====== GIVEN RECORDS ======
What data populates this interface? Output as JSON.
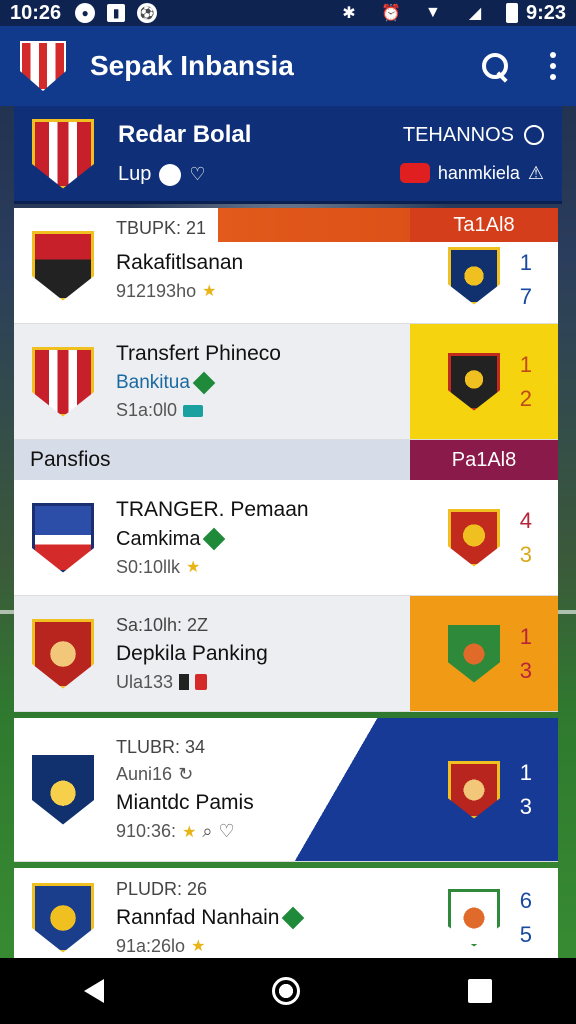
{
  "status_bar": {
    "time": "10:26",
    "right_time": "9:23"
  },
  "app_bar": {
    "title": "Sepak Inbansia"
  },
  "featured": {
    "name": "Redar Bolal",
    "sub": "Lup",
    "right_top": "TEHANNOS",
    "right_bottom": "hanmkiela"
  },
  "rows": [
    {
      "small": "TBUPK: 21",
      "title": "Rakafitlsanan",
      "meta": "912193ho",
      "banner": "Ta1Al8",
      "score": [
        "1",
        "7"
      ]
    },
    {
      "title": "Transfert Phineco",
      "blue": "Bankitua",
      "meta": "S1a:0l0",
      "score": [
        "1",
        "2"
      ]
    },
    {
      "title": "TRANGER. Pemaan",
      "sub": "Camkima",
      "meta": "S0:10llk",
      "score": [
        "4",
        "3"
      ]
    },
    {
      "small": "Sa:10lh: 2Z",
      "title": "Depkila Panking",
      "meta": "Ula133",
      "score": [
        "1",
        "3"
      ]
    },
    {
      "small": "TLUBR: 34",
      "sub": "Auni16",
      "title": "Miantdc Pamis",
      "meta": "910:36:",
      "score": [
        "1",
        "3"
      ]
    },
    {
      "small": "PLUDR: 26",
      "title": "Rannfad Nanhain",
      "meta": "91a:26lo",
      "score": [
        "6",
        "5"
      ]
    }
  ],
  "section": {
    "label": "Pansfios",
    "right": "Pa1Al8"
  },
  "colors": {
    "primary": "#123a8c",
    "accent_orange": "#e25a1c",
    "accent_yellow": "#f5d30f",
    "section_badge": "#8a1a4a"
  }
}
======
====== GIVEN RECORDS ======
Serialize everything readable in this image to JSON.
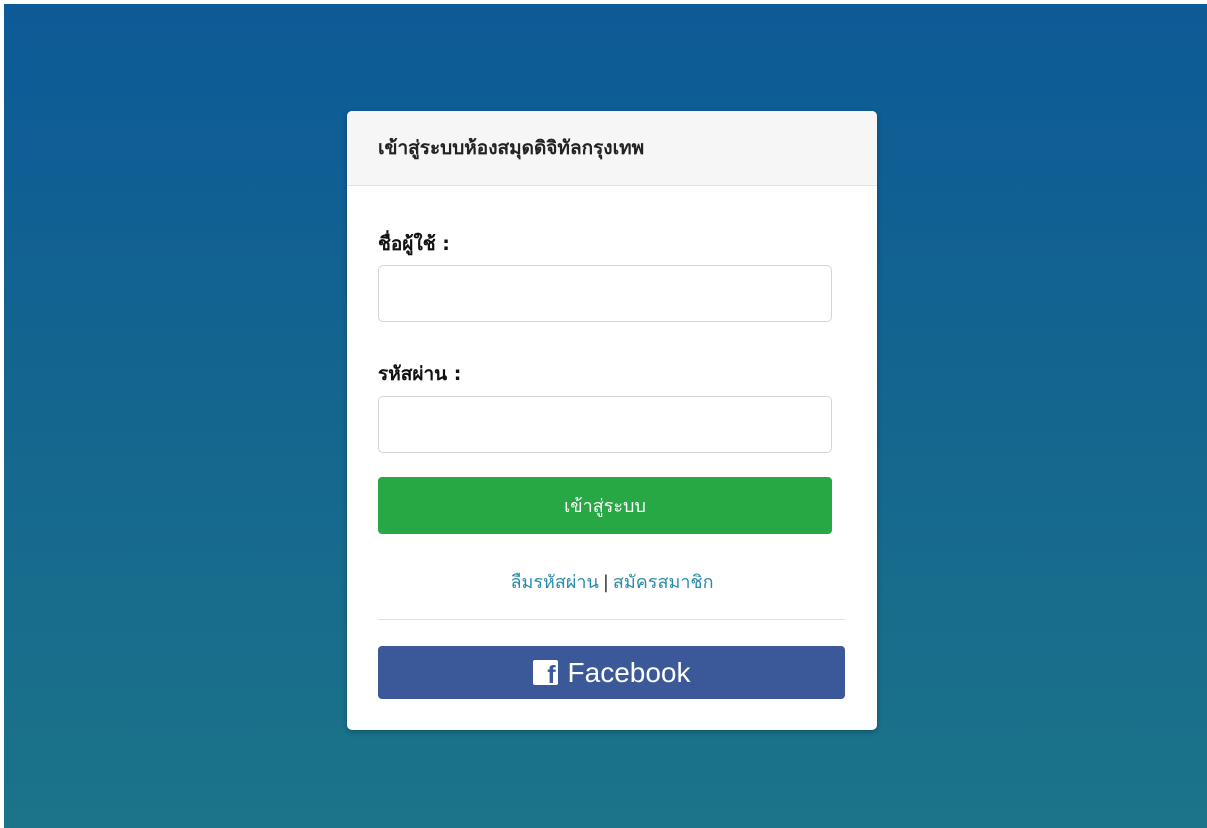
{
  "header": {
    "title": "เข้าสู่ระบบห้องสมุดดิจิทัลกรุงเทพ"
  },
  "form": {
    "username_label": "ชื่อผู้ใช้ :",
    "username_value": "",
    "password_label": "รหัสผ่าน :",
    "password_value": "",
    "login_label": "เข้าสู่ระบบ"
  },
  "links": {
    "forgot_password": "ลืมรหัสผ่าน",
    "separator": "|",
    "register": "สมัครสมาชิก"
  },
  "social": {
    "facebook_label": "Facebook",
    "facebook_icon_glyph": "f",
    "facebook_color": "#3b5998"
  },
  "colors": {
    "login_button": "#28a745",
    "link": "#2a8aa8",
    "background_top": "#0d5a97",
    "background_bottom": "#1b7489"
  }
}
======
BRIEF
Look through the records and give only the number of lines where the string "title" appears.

EXERCISE SOLUTION
8